In this way, music is not, as Stevie Wonder once sang, “a language we all understand.” If anything, the feeling or groove, what we respond to when we tap our feet or shake our hips and which was at the heart of the “Blurred Lines” case, is about the only truly universal thing within the art. Indeed, the decision in the “Blurred Lines” case hinged upon these elements and expert testimony that such similarities constituted infringement. These experts included numerous musicologists and theorists on both sides arguing many of the concepts I have discussed: melody, harmony, pitch, rhythm, instrumentation, etc. If you would like to dive into the deep end of the case, these concepts, and outcome, Edwin McPherson, who authored the amici curiae brief in support of Thicke and Williams’s appeal, wrote an article for Southern California Law Review analyzing these issues. He felt, as did many musicians and musicologists who signed in support of the brief, that there were many fundamental flaws and misleading representations made in the case.10

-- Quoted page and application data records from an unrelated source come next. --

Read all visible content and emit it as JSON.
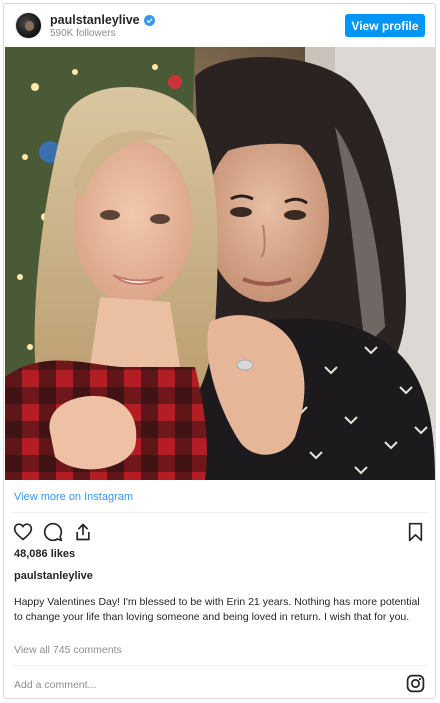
{
  "header": {
    "username": "paulstanleylive",
    "followers": "590K followers",
    "view_profile_label": "View profile"
  },
  "post": {
    "view_more_label": "View more on Instagram",
    "likes": "48,086 likes",
    "caption_username": "paulstanleylive",
    "caption": "Happy Valentines Day! I'm blessed to be with Erin 21 years. Nothing has more potential to change your life than loving someone and being loved in return. I wish that for you.",
    "view_comments_label": "View all 745 comments",
    "add_comment_placeholder": "Add a comment..."
  },
  "colors": {
    "accent": "#0095f6",
    "link": "#3897f0",
    "muted": "#8e8e8e",
    "verified": "#3897f0"
  },
  "icons": [
    "verified-badge-icon",
    "heart-icon",
    "comment-icon",
    "share-icon",
    "bookmark-icon",
    "instagram-logo-icon"
  ]
}
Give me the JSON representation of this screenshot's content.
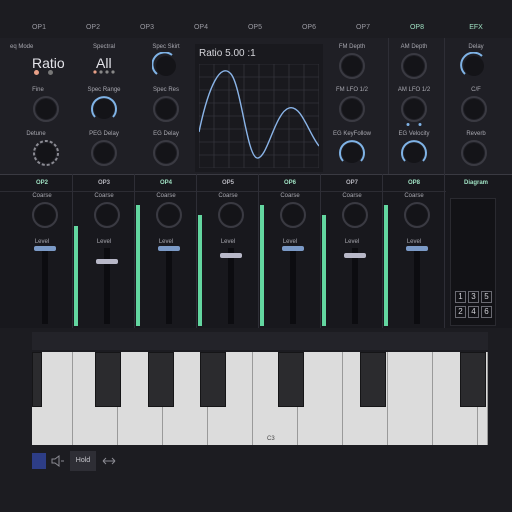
{
  "tabs": [
    "OP1",
    "OP2",
    "OP3",
    "OP4",
    "OP5",
    "OP6",
    "OP7",
    "OP8",
    "EFX"
  ],
  "active_tabs": [
    "OP8",
    "EFX"
  ],
  "op1": {
    "freq_mode_label": "eq Mode",
    "value": "Ratio",
    "fine_label": "Fine",
    "detune_label": "Detune"
  },
  "op2": {
    "spectral_label": "Spectral",
    "value": "All",
    "spec_range_label": "Spec Range",
    "peg_delay_label": "PEG Delay"
  },
  "op3": {
    "spec_skirt_label": "Spec Skirt",
    "spec_res_label": "Spec Res",
    "eg_delay_label": "EG Delay"
  },
  "display": {
    "title": "Ratio 5.00 :1"
  },
  "op7": {
    "fm_depth_label": "FM Depth",
    "fm_lfo_label": "FM LFO 1/2",
    "eg_keyfollow_label": "EG KeyFollow"
  },
  "op8": {
    "am_depth_label": "AM Depth",
    "am_lfo_label": "AM LFO 1/2",
    "eg_velocity_label": "EG Velocity"
  },
  "efx": {
    "delay_label": "Delay",
    "cf_label": "C/F",
    "reverb_label": "Reverb"
  },
  "mixer": {
    "channels": [
      {
        "name": "OP2",
        "active": true,
        "coarse_label": "Coarse",
        "level_label": "Level"
      },
      {
        "name": "OP3",
        "active": false,
        "coarse_label": "Coarse",
        "level_label": "Level"
      },
      {
        "name": "OP4",
        "active": true,
        "coarse_label": "Coarse",
        "level_label": "Level"
      },
      {
        "name": "OP5",
        "active": false,
        "coarse_label": "Coarse",
        "level_label": "Level"
      },
      {
        "name": "OP6",
        "active": true,
        "coarse_label": "Coarse",
        "level_label": "Level"
      },
      {
        "name": "OP7",
        "active": false,
        "coarse_label": "Coarse",
        "level_label": "Level"
      },
      {
        "name": "OP8",
        "active": true,
        "coarse_label": "Coarse",
        "level_label": "Level"
      }
    ],
    "diagram_label": "Diagram",
    "diagram_numbers": [
      "1",
      "3",
      "5",
      "2",
      "4",
      "6"
    ]
  },
  "keyboard": {
    "c3_label": "C3"
  },
  "bottom": {
    "hold_label": "Hold"
  },
  "colors": {
    "accent": "#63d6a0",
    "knob_ring": "#7fb3e6",
    "handle": "#7b9ac7"
  }
}
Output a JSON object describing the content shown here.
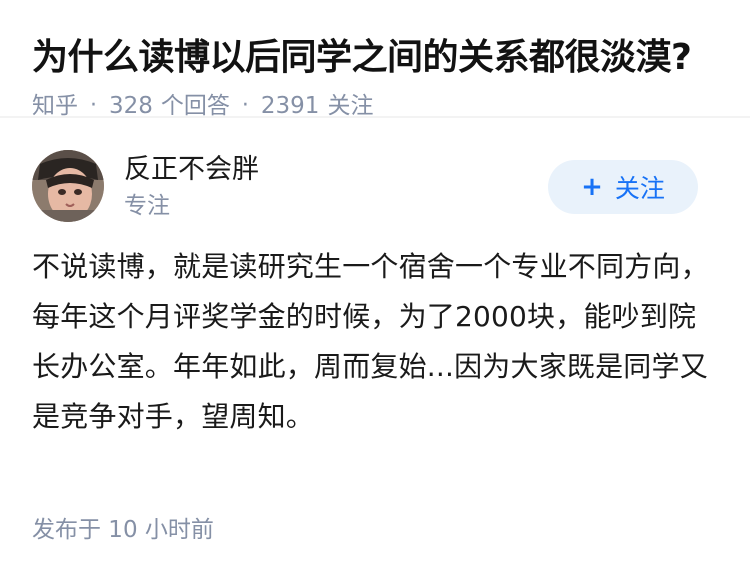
{
  "question": {
    "title": "为什么读博以后同学之间的关系都很淡漠?",
    "source": "知乎",
    "answer_count": "328",
    "answer_label": "个回答",
    "follower_count": "2391",
    "follower_label": "关注",
    "separator": "·"
  },
  "answer": {
    "author_name": "反正不会胖",
    "author_headline": "专注",
    "follow_icon": "plus-icon",
    "follow_icon_glyph": "+",
    "follow_label": "关注",
    "content": "不说读博，就是读研究生一个宿舍一个专业不同方向，每年这个月评奖学金的时候，为了2000块，能吵到院长办公室。年年如此，周而复始...因为大家既是同学又是竞争对手，望周知。",
    "publish_time": "发布于  10 小时前"
  },
  "colors": {
    "meta": "#8590a6",
    "follow_bg": "#e9f2fb",
    "follow_text": "#1772f6",
    "text": "#1a1a1a"
  }
}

Sorting through conflicting expert testimony is hard enough for people who are familiar with and have knowledge of a field. So why is it that we entrust nonmusicians—with no grasp of the subtleties and history of musical composition practices—with the job of ruling on music copyright infringement? Until such a time as we properly address music copyright at the legislative level, perhaps we should impanel a jury of truly musical peers to pass judgment in such cases, much as Jason Palmer suggests in his 2016 article for the Vanderbilt Journal of Entertainment & Technology Law. While he concludes that this is the best solution, “not because [musicians] have more knowledge of music than the typical lay juror, but because they are the best actors at deciding what incentive structure best incentivizes their own industry,” I would posit that it goes deeper than this.11 It is precisely because musicians are the most knowledgeable about musical language and history that they would be best able to rule if a piece of music was truly infringing, or just another song in a long line of songs that borrow and build liberally upon what came before—another composer following in grand tradition of musical inspiration that many courts are wrongly and tragically calling theft.

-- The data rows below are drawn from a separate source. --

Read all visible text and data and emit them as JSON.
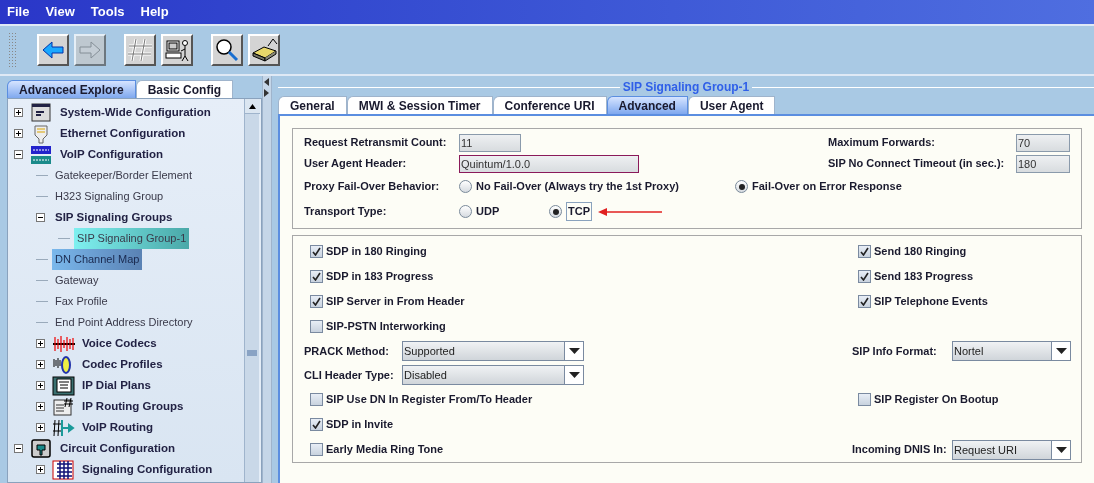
{
  "menu": [
    "File",
    "View",
    "Tools",
    "Help"
  ],
  "toolbar": [
    {
      "disabled": false
    },
    {
      "disabled": true
    },
    {
      "disabled": false
    },
    {
      "disabled": false
    },
    {
      "disabled": false
    },
    {
      "disabled": false
    }
  ],
  "explorer_tabs": [
    {
      "label": "Advanced Explore",
      "selected": true
    },
    {
      "label": "Basic Config",
      "selected": false
    }
  ],
  "tree": [
    {
      "kind": "category",
      "label": "System-Wide Configuration",
      "expanded": false,
      "selected": false,
      "highlighted": false
    },
    {
      "kind": "category",
      "label": "Ethernet Configuration",
      "expanded": false,
      "selected": false,
      "highlighted": false
    },
    {
      "kind": "category",
      "label": "VoIP Configuration",
      "expanded": true,
      "selected": false,
      "highlighted": false,
      "children": [
        {
          "kind": "page",
          "label": "Gatekeeper/Border Element",
          "selected": false,
          "highlighted": false
        },
        {
          "kind": "page",
          "label": "H323 Signaling Group",
          "selected": false,
          "highlighted": false
        },
        {
          "kind": "group",
          "label": "SIP Signaling Groups",
          "expanded": true,
          "selected": false,
          "highlighted": false,
          "children": [
            {
              "kind": "page",
              "label": "SIP Signaling Group-1",
              "selected": true,
              "highlighted": false
            }
          ]
        },
        {
          "kind": "page",
          "label": "DN Channel Map",
          "selected": false,
          "highlighted": true
        },
        {
          "kind": "page",
          "label": "Gateway",
          "selected": false,
          "highlighted": false
        },
        {
          "kind": "page",
          "label": "Fax Profile",
          "selected": false,
          "highlighted": false
        },
        {
          "kind": "page",
          "label": "End Point Address Directory",
          "selected": false,
          "highlighted": false
        },
        {
          "kind": "category",
          "label": "Voice Codecs",
          "expanded": false,
          "selected": false,
          "highlighted": false
        },
        {
          "kind": "category",
          "label": "Codec Profiles",
          "expanded": false,
          "selected": false,
          "highlighted": false
        },
        {
          "kind": "category",
          "label": "IP Dial Plans",
          "expanded": false,
          "selected": false,
          "highlighted": false
        },
        {
          "kind": "category",
          "label": "IP Routing Groups",
          "expanded": false,
          "selected": false,
          "highlighted": false
        },
        {
          "kind": "category",
          "label": "VoIP Routing",
          "expanded": false,
          "selected": false,
          "highlighted": false
        }
      ]
    },
    {
      "kind": "category",
      "label": "Circuit Configuration",
      "expanded": true,
      "selected": false,
      "highlighted": false,
      "children": [
        {
          "kind": "category",
          "label": "Signaling Configuration",
          "expanded": false,
          "selected": false,
          "highlighted": false
        }
      ]
    }
  ],
  "panel": {
    "title": "SIP Signaling Group-1",
    "tabs": [
      {
        "label": "General",
        "selected": false
      },
      {
        "label": "MWI & Session Timer",
        "selected": false
      },
      {
        "label": "Conference URI",
        "selected": false
      },
      {
        "label": "Advanced",
        "selected": true
      },
      {
        "label": "User Agent",
        "selected": false
      }
    ],
    "fields": [
      {
        "left": {
          "label": "Request Retransmit Count:",
          "value": "11"
        },
        "right": {
          "label": "Maximum Forwards:",
          "value": "70"
        }
      },
      {
        "left": {
          "label": "User Agent Header:",
          "value": "Quintum/1.0.0",
          "focused": true
        },
        "right": {
          "label": "SIP No Connect Timeout (in sec.):",
          "value": "180"
        }
      }
    ],
    "radio_groups": [
      {
        "label": "Proxy Fail-Over Behavior:",
        "options": [
          {
            "label": "No Fail-Over (Always try the 1st Proxy)",
            "selected": false
          },
          {
            "label": "Fail-Over on Error Response",
            "selected": true
          }
        ]
      },
      {
        "label": "Transport Type:",
        "options": [
          {
            "label": "UDP",
            "selected": false
          },
          {
            "label": "TCP",
            "selected": true
          }
        ],
        "annotated": true
      }
    ],
    "options": [
      {
        "left": {
          "kind": "checkbox",
          "label": "SDP in 180 Ringing",
          "checked": true
        },
        "right": {
          "kind": "checkbox",
          "label": "Send 180 Ringing",
          "checked": true
        }
      },
      {
        "left": {
          "kind": "checkbox",
          "label": "SDP in 183 Progress",
          "checked": true
        },
        "right": {
          "kind": "checkbox",
          "label": "Send 183 Progress",
          "checked": true
        }
      },
      {
        "left": {
          "kind": "checkbox",
          "label": "SIP Server in From Header",
          "checked": true
        },
        "right": {
          "kind": "checkbox",
          "label": "SIP Telephone Events",
          "checked": true
        }
      },
      {
        "left": {
          "kind": "checkbox",
          "label": "SIP-PSTN Interworking",
          "checked": false
        }
      },
      {
        "left": {
          "kind": "dropdown",
          "label": "PRACK Method:",
          "value": "Supported"
        },
        "right": {
          "kind": "dropdown",
          "label": "SIP Info Format:",
          "value": "Nortel"
        }
      },
      {
        "left": {
          "kind": "dropdown",
          "label": "CLI Header Type:",
          "value": "Disabled"
        }
      },
      {
        "left": {
          "kind": "checkbox",
          "label": "SIP Use DN In Register From/To Header",
          "checked": false
        },
        "right": {
          "kind": "checkbox",
          "label": "SIP Register On Bootup",
          "checked": false
        }
      },
      {
        "left": {
          "kind": "checkbox",
          "label": "SDP in Invite",
          "checked": true
        }
      },
      {
        "left": {
          "kind": "checkbox",
          "label": "Early Media Ring Tone",
          "checked": false
        },
        "right": {
          "kind": "dropdown",
          "label": "Incoming DNIS In:",
          "value": "Request URI"
        }
      }
    ]
  }
}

1. Sam Smith Explains Why He Settled Copyright Dispute with Tom Petty, CBC News (Feb. 6, 2015), https://www.cbc.ca/news/canada/british-columbia/sam-smith-explains-why-he-settled-copyright-dispute-with-tom-petty-1.2948473 [hereinafter Sam Smith Explains].

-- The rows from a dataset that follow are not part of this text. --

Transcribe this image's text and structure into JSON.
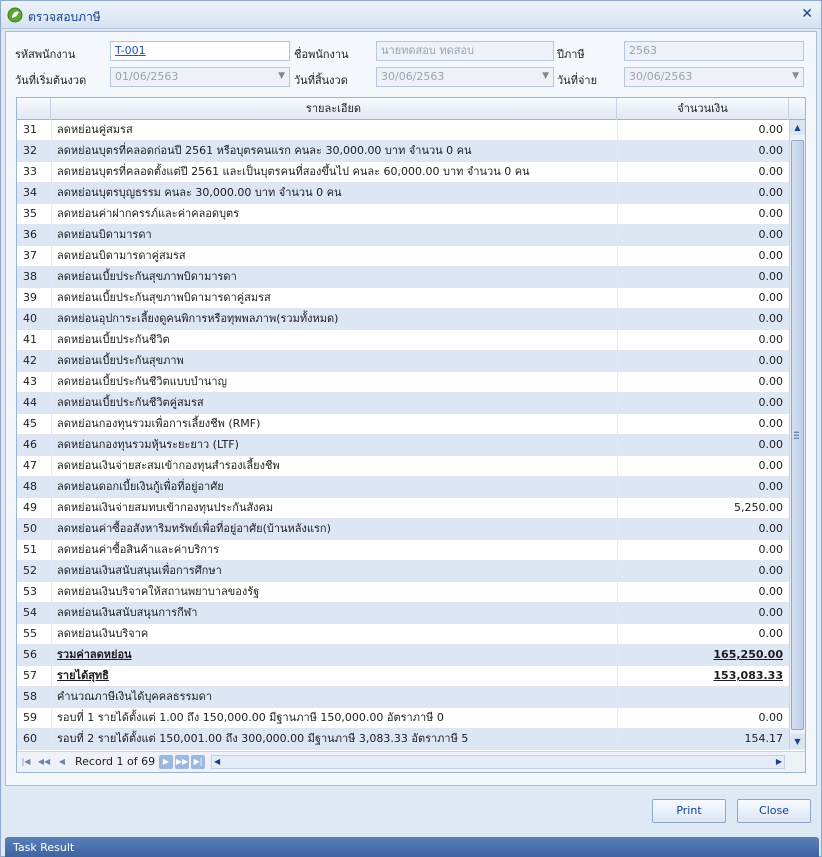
{
  "window": {
    "title": "ตรวจสอบภาษี"
  },
  "form": {
    "emp_code_label": "รหัสพนักงาน",
    "emp_code_value": "T-001",
    "emp_name_label": "ชื่อพนักงาน",
    "emp_name_value": "นายทดสอบ ทดสอบ",
    "tax_year_label": "ปีภาษี",
    "tax_year_value": "2563",
    "period_start_label": "วันที่เริ่มต้นงวด",
    "period_start_value": "01/06/2563",
    "period_end_label": "วันที่สิ้นงวด",
    "period_end_value": "30/06/2563",
    "pay_date_label": "วันที่จ่าย",
    "pay_date_value": "30/06/2563"
  },
  "grid": {
    "columns": {
      "desc": "รายละเอียด",
      "amount": "จำนวนเงิน"
    },
    "rows": [
      {
        "no": "31",
        "desc": "ลดหย่อนคู่สมรส",
        "amount": "0.00"
      },
      {
        "no": "32",
        "desc": "ลดหย่อนบุตรที่คลอดก่อนปี 2561 หรือบุตรคนแรก คนละ 30,000.00 บาท จำนวน 0 คน",
        "amount": "0.00"
      },
      {
        "no": "33",
        "desc": "ลดหย่อนบุตรที่คลอดตั้งแต่ปี 2561 และเป็นบุตรคนที่สองขึ้นไป คนละ 60,000.00 บาท จำนวน 0 คน",
        "amount": "0.00"
      },
      {
        "no": "34",
        "desc": "ลดหย่อนบุตรบุญธรรม คนละ 30,000.00 บาท จำนวน 0 คน",
        "amount": "0.00"
      },
      {
        "no": "35",
        "desc": "ลดหย่อนค่าฝากครรภ์และค่าคลอดบุตร",
        "amount": "0.00"
      },
      {
        "no": "36",
        "desc": "ลดหย่อนบิดามารดา",
        "amount": "0.00"
      },
      {
        "no": "37",
        "desc": "ลดหย่อนบิดามารดาคู่สมรส",
        "amount": "0.00"
      },
      {
        "no": "38",
        "desc": "ลดหย่อนเบี้ยประกันสุขภาพบิดามารดา",
        "amount": "0.00"
      },
      {
        "no": "39",
        "desc": "ลดหย่อนเบี้ยประกันสุขภาพบิดามารดาคู่สมรส",
        "amount": "0.00"
      },
      {
        "no": "40",
        "desc": "ลดหย่อนอุปการะเลี้ยงดูคนพิการหรือทุพพลภาพ(รวมทั้งหมด)",
        "amount": "0.00"
      },
      {
        "no": "41",
        "desc": "ลดหย่อนเบี้ยประกันชีวิต",
        "amount": "0.00"
      },
      {
        "no": "42",
        "desc": "ลดหย่อนเบี้ยประกันสุขภาพ",
        "amount": "0.00"
      },
      {
        "no": "43",
        "desc": "ลดหย่อนเบี้ยประกันชีวิตแบบบำนาญ",
        "amount": "0.00"
      },
      {
        "no": "44",
        "desc": "ลดหย่อนเบี้ยประกันชีวิตคู่สมรส",
        "amount": "0.00"
      },
      {
        "no": "45",
        "desc": "ลดหย่อนกองทุนรวมเพื่อการเลี้ยงชีพ (RMF)",
        "amount": "0.00"
      },
      {
        "no": "46",
        "desc": "ลดหย่อนกองทุนรวมหุ้นระยะยาว (LTF)",
        "amount": "0.00"
      },
      {
        "no": "47",
        "desc": "ลดหย่อนเงินจ่ายสะสมเข้ากองทุนสำรองเลี้ยงชีพ",
        "amount": "0.00"
      },
      {
        "no": "48",
        "desc": "ลดหย่อนดอกเบี้ยเงินกู้เพื่อที่อยู่อาศัย",
        "amount": "0.00"
      },
      {
        "no": "49",
        "desc": "ลดหย่อนเงินจ่ายสมทบเข้ากองทุนประกันสังคม",
        "amount": "5,250.00"
      },
      {
        "no": "50",
        "desc": "ลดหย่อนค่าซื้ออสังหาริมทรัพย์เพื่อที่อยู่อาศัย(บ้านหลังแรก)",
        "amount": "0.00"
      },
      {
        "no": "51",
        "desc": "ลดหย่อนค่าซื้อสินค้าและค่าบริการ",
        "amount": "0.00"
      },
      {
        "no": "52",
        "desc": "ลดหย่อนเงินสนับสนุนเพื่อการศึกษา",
        "amount": "0.00"
      },
      {
        "no": "53",
        "desc": "ลดหย่อนเงินบริจาคให้สถานพยาบาลของรัฐ",
        "amount": "0.00"
      },
      {
        "no": "54",
        "desc": "ลดหย่อนเงินสนับสนุนการกีฬา",
        "amount": "0.00"
      },
      {
        "no": "55",
        "desc": "ลดหย่อนเงินบริจาค",
        "amount": "0.00"
      },
      {
        "no": "56",
        "desc": "รวมค่าลดหย่อน",
        "amount": "165,250.00",
        "bold": true
      },
      {
        "no": "57",
        "desc": "รายได้สุทธิ",
        "amount": "153,083.33",
        "bold": true
      },
      {
        "no": "58",
        "desc": "คำนวณภาษีเงินได้บุคคลธรรมดา",
        "amount": ""
      },
      {
        "no": "59",
        "desc": "รอบที่  1 รายได้ตั้งแต่ 1.00 ถึง 150,000.00 มีฐานภาษี 150,000.00 อัตราภาษี  0",
        "amount": "0.00"
      },
      {
        "no": "60",
        "desc": "รอบที่  2 รายได้ตั้งแต่ 150,001.00 ถึง 300,000.00 มีฐานภาษี 3,083.33 อัตราภาษี 5",
        "amount": "154.17"
      }
    ]
  },
  "navigator": {
    "record_text": "Record 1 of 69"
  },
  "buttons": {
    "print": "Print",
    "close": "Close"
  },
  "taskbar": {
    "label": "Task Result"
  },
  "icons": {
    "app": "green-ecology-icon",
    "close": "close-icon",
    "first": "first-record-icon",
    "prev_page": "prev-page-icon",
    "prev": "prev-record-icon",
    "next": "next-record-icon",
    "next_page": "next-page-icon",
    "last": "last-record-icon"
  }
}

2. James Boyle & Jennifer Jenkins, Theft: A History of Music 187–91 (2017), https://law.duke.edu/musiccomic.

3. Sam Smith Explains, supra note 1.

4. Skidmore v. Led Zeppelin, 106 F. Supp. 3d 581 (E.D. Pa. 2015).

5. Skidmore v. Led Zeppelin, 905 F.3d 1116 (9th Cir. 2018).

6. Skidmore v. Led Zeppelin, 925 F.3d 999 (9th Cir. 2019).

7. Gene Maddaus, Led Zeppelin’s “Stairway to Heaven” Copyright Case Argued at 9th Circuit, Variety (Sept. 23, 2019), https://variety.com/2019/music/news/stairway-to-heaven-copyright-case-9th-circuit-1203346055.

8. Vernon Silver, Rock Riff Rip-Off: The Legal Loophole That May Leave Some of Rock’s Greatest Riffs Up for Grabs, Bloomberg (June 20, 2019), https://www.bloomberg.com/features/2019-classic-rock-riffs-loophole.

9. J. Freedom du Lac, The Only Person Sam Smith Didn’t Thank at the Grammys Deserves a Lot of Credit, Wash. Post (Feb. 9, 2015), https://www.washingtonpost.com/news/arts-and-entertainment/wp/2015/02/09/the-only-person-sam-smith-didnt-thank-at-the-grammys-deserves-a-lot-of-credit.

10. Edwin F. McPherson, Crushing Creativity: The Blurred Lines Case and Its Aftermath, 92 S. Cal. L. Rev. Postscript 67 (2018).

11. Jason Palmer, “Blurred Lines” Means Changing Focus: Juries Composed of Musical Artists Should Decide Music Copyright Infringement Cases, Not Lay Juries, 18 Vand. J. Ent. & Tech. L. 906, 933–34 (2016).


Michael W. Harris is a librarian, archivist, and musicologist who is an assistant professor, research and instruction services librarian at the University of Memphis.

The author acknowledges the work of Keith Aoki, James Boyle, and Jennifer Jenkins, whose graphic novel Theft: A History of Music, published by the Duke Center for the Study of the Public Domain, helped him wade through a lot of the history and complexities of music copyright.